behind, everyone's gonna get a little bit, you know, nervous, but um, no, I think it's really great
that they have those protocols in place, because it does make for an enjoyable experience for
everyone. And then kids, when they get older, can appreciate that everything was, you know,
done well for them. And that's
Max Belmonte 27:08
Great that you didn't feel any pressure as a child like that. You were just, you know, looking
back. It's like, how the hell did they manage the logistics, but at the time, you were really
present and enjoying your experience, which is exactly what
Jordana Beatty 27:20
A lot of people used to asking, like, are, what does it feel like you're going to work every day,
something like that. And I would say, oh, but it's not work to me. Like I'm going and I'm doing
what I love and I have fun. It's it's never actually felt like work at all. So and even now, like, if
I'm lucky enough to be filming something or performing something, it doesn't feel like work to
me because it's just so enjoyable. That's great. That's yeah, really important for everyone, no
matter what you do, I guess.
Max Belmonte 27:45
Exactly. It's a it's a great test that over the years, you know, you've still got that fresh, you

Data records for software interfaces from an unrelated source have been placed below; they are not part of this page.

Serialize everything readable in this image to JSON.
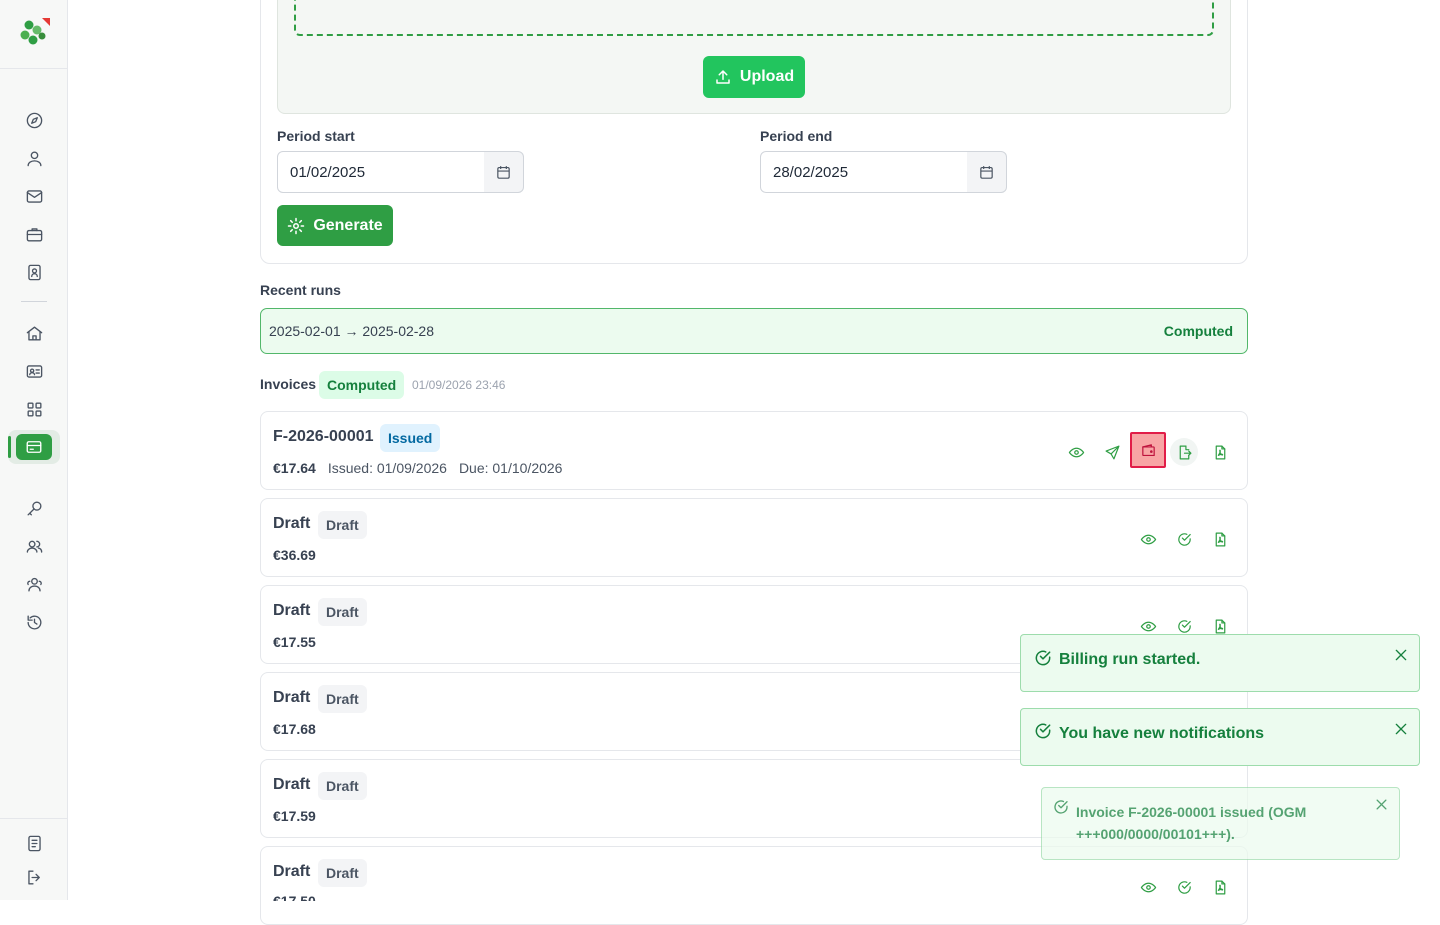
{
  "sidebar": {
    "logo": "app-logo",
    "nav_icons": [
      "compass-icon",
      "user-icon",
      "mail-icon",
      "briefcase-icon",
      "contact-book-icon",
      "home-icon",
      "id-card-icon",
      "grid-icon",
      "billing-icon",
      "key-icon",
      "users-icon",
      "group-icon",
      "history-icon"
    ],
    "footer_icons": [
      "document-icon",
      "logout-icon"
    ]
  },
  "upload": {
    "button_label": "Upload"
  },
  "period": {
    "start_label": "Period start",
    "start_value": "01/02/2025",
    "end_label": "Period end",
    "end_value": "28/02/2025"
  },
  "generate": {
    "button_label": "Generate"
  },
  "recent_runs": {
    "label": "Recent runs",
    "runs": [
      {
        "range": "2025-02-01 → 2025-02-28",
        "status": "Computed"
      }
    ]
  },
  "invoices": {
    "label": "Invoices",
    "status": "Computed",
    "timestamp": "01/09/2026 23:46",
    "items": [
      {
        "title": "F-2026-00001",
        "status": "Issued",
        "amount": "€17.64",
        "issued": "Issued: 01/09/2026",
        "due": "Due: 01/10/2026"
      },
      {
        "title": "Draft",
        "status": "Draft",
        "amount": "€36.69"
      },
      {
        "title": "Draft",
        "status": "Draft",
        "amount": "€17.55"
      },
      {
        "title": "Draft",
        "status": "Draft",
        "amount": "€17.68"
      },
      {
        "title": "Draft",
        "status": "Draft",
        "amount": "€17.59"
      },
      {
        "title": "Draft",
        "status": "Draft",
        "amount": "€17.50"
      }
    ]
  },
  "toasts": [
    {
      "text": "Billing run started."
    },
    {
      "text": "You have new notifications"
    },
    {
      "text_line1": "Invoice F-2026-00001 issued (OGM",
      "text_line2": "+++000/0000/00101+++)."
    }
  ],
  "colors": {
    "primary": "#2f9e44",
    "accent": "#22c55e",
    "highlight": "#e11d48",
    "issued_badge": "#0369a1"
  }
}
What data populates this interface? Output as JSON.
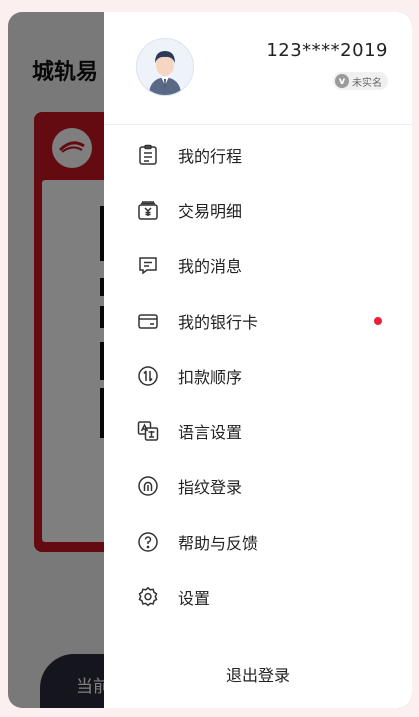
{
  "background_app": {
    "title": "城轨易",
    "bottom_text": "当前"
  },
  "user": {
    "phone": "123****2019",
    "verify_status": "未实名",
    "verify_icon": "v-badge-icon"
  },
  "menu": [
    {
      "label": "我的行程",
      "icon": "itinerary-icon"
    },
    {
      "label": "交易明细",
      "icon": "transaction-icon"
    },
    {
      "label": "我的消息",
      "icon": "message-icon"
    },
    {
      "label": "我的银行卡",
      "icon": "bank-card-icon",
      "has_dot": true
    },
    {
      "label": "扣款顺序",
      "icon": "deduction-order-icon"
    },
    {
      "label": "语言设置",
      "icon": "language-icon"
    },
    {
      "label": "指纹登录",
      "icon": "fingerprint-icon"
    },
    {
      "label": "帮助与反馈",
      "icon": "help-icon"
    },
    {
      "label": "设置",
      "icon": "settings-icon"
    }
  ],
  "logout_label": "退出登录",
  "colors": {
    "accent_red": "#e8203c",
    "card_red": "#c81523",
    "icon_stroke": "#333333"
  }
}
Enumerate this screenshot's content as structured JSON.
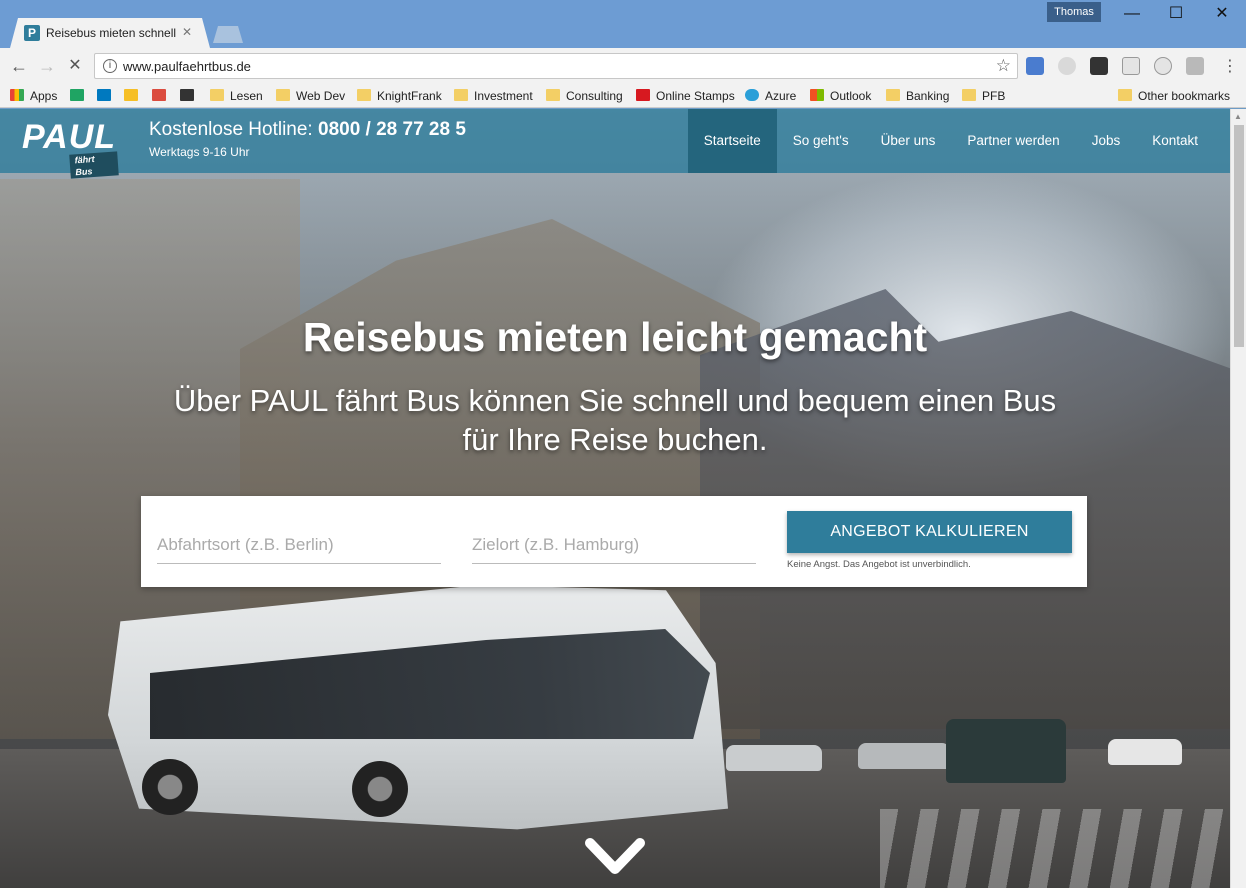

know yearning for for more fun on set. Yeah. And speaking of next, what's coming up for you?
What are you working on at the moment?
Jordana Beatty 28:02
Well, hopefully things are I'm hopeful that this is hopefully the end of any lockdowns and things
can finally just open up for good not be worried about. I know that productions have been
worried before. Like, oh, if we started this, won't we get shut down. Thankfully, we've finished
with that. Finally, I am currently in my final year of my master's degree at uni. So gratulations,
a couple of months left, thank you a couple of months left to finish that off. So that'll be nice.
Once I can say it's done and dusted. And in the meantime, that's crazy busy at the moment.
But other than that, I'm still obviously auditioning for stuff anytime it comes along. Sometimes I
do have to be a little bit picky just being in this final year, I have important placements and that
I can't miss so in. I'll be grateful when that part of it's over. And I can just fully commit myself to
auditioning for anything and everything that I want to bid. Yeah, just like everyone else, taking
it day by day, whatever comes comes and going from there.
Max Belmonte 29:01
That's great. Well, I appreciate you're busy and certainly for the next couple of months on the
master. So thank thanks for taking the time. Thanks for having a chat. We do appreciate it.
Jordana Beatty 29:14
Yeah, it's great. And it's so good to hear other people's stories as well that you guys, you get to
talk to so many interesting people and it's really great.
Max Belmonte 29:22
Thanks. I'm glad I'm glad you enjoy it. All right. Well, thank you Jordanna Beatty appreciate
your time. And don't forget to follow, download, and listen to Two Unemployed Actors.
Jordana plays Bonnie in the series Young Rock from Universal Television and NBC, and was also in the 10th Anniversary Tour of Billy Elliot The Musical. Jordana appeared in various television commercials before landing her breakout US television role in the series Legend of the Seeker.
But probably best known for the lead title role in the feature film Judy Moody and the Not Bummer Summer, opposite Heather Graham.
Jordana joined us to talk about how her approach to a character has changed from 8yr old Actor to now, the challenges of working across comedy and drama roles, being prepared for a TV schedule vs Film, what it was like filming throughout Covid and what would Jordana go back and tell her young Actor self?